## Component data from apps and pages
>>>
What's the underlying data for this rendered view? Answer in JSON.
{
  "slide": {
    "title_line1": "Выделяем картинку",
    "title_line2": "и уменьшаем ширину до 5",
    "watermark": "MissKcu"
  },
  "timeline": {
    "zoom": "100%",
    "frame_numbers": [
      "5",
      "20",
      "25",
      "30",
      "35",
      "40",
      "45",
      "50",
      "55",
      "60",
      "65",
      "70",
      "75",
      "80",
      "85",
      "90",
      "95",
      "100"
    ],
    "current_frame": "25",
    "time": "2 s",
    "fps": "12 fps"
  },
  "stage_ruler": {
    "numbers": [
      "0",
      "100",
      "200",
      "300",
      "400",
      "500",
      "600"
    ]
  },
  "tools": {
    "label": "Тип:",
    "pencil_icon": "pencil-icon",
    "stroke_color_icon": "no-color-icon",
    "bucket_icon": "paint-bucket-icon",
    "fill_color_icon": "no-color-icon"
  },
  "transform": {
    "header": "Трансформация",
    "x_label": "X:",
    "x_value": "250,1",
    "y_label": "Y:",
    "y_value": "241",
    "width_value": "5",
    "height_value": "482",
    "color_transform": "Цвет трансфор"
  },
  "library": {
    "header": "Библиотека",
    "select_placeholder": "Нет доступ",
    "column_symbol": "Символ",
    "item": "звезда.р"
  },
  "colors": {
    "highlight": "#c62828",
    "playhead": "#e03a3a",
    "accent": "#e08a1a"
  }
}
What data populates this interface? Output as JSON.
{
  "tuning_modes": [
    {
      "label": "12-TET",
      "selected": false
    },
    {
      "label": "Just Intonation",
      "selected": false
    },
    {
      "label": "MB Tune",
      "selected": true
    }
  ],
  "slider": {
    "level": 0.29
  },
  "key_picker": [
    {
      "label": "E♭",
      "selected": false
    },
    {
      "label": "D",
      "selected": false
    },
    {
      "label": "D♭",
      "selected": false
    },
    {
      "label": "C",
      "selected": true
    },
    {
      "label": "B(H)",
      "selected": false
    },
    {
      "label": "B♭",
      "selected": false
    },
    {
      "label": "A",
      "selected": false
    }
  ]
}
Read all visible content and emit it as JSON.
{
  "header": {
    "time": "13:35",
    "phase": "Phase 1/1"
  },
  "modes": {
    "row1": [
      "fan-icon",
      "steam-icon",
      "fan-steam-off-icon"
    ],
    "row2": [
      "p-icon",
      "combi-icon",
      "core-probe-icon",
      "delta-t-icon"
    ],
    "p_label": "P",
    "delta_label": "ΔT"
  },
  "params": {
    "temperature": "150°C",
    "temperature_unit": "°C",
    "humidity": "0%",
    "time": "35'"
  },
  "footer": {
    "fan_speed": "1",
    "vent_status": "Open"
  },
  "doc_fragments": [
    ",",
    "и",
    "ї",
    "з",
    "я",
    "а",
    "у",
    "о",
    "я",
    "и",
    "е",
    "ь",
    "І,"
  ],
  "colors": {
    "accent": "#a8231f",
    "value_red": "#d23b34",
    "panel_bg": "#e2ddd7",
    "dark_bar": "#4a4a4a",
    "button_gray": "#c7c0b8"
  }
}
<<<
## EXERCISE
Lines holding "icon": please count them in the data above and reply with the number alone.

## RESULT FOR THIS TASK
11